How to complete this task ▸ State only how many lines in the listing contain the string "minutes".

Records to use ▸
---

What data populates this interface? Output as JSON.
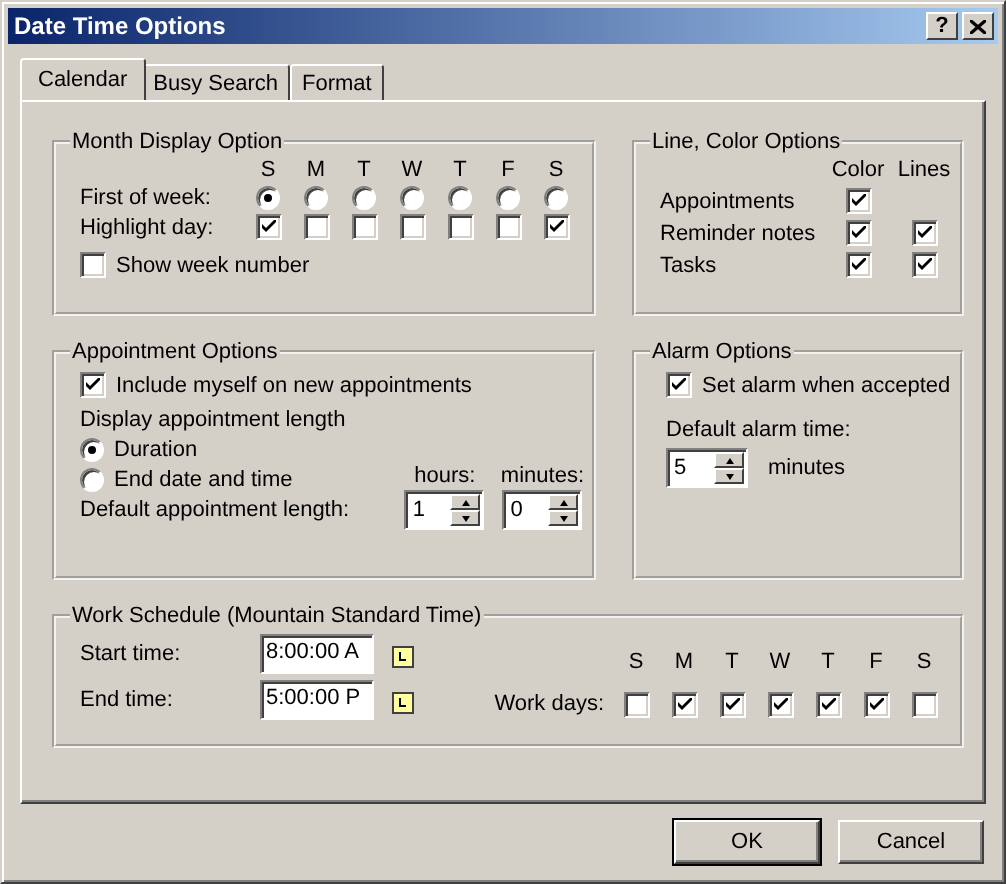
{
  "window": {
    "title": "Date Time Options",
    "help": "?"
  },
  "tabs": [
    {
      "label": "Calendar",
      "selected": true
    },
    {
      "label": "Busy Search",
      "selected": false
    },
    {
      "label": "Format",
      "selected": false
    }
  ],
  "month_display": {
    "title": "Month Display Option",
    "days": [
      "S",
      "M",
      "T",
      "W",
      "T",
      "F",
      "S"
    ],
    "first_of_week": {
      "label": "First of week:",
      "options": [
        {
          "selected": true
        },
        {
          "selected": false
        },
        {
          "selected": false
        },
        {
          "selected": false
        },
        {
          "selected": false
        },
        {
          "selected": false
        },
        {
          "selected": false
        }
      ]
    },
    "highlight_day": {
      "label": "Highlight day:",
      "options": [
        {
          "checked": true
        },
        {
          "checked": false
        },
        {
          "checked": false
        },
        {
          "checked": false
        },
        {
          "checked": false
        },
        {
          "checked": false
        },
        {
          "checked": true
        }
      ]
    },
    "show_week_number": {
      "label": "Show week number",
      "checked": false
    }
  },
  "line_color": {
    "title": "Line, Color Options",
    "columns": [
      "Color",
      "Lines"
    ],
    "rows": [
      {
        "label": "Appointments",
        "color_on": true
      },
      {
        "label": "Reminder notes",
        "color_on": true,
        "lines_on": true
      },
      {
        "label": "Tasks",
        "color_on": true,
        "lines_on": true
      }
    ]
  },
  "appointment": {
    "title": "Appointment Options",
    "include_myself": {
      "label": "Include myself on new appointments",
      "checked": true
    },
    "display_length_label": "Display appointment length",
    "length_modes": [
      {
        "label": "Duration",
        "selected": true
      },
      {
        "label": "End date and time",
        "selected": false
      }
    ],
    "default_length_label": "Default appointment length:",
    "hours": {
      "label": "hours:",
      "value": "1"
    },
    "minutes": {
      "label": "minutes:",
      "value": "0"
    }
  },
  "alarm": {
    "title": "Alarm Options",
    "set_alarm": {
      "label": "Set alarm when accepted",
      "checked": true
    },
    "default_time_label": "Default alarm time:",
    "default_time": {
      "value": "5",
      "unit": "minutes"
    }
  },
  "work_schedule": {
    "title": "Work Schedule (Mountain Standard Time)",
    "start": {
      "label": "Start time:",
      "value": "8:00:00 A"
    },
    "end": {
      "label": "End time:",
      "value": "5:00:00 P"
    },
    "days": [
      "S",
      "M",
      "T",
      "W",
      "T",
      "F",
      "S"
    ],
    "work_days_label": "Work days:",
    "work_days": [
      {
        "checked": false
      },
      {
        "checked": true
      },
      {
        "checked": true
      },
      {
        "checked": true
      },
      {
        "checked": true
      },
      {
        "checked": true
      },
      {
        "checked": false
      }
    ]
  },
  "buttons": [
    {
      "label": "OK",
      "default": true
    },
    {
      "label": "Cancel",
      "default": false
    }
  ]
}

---

Exercise response ▸ 3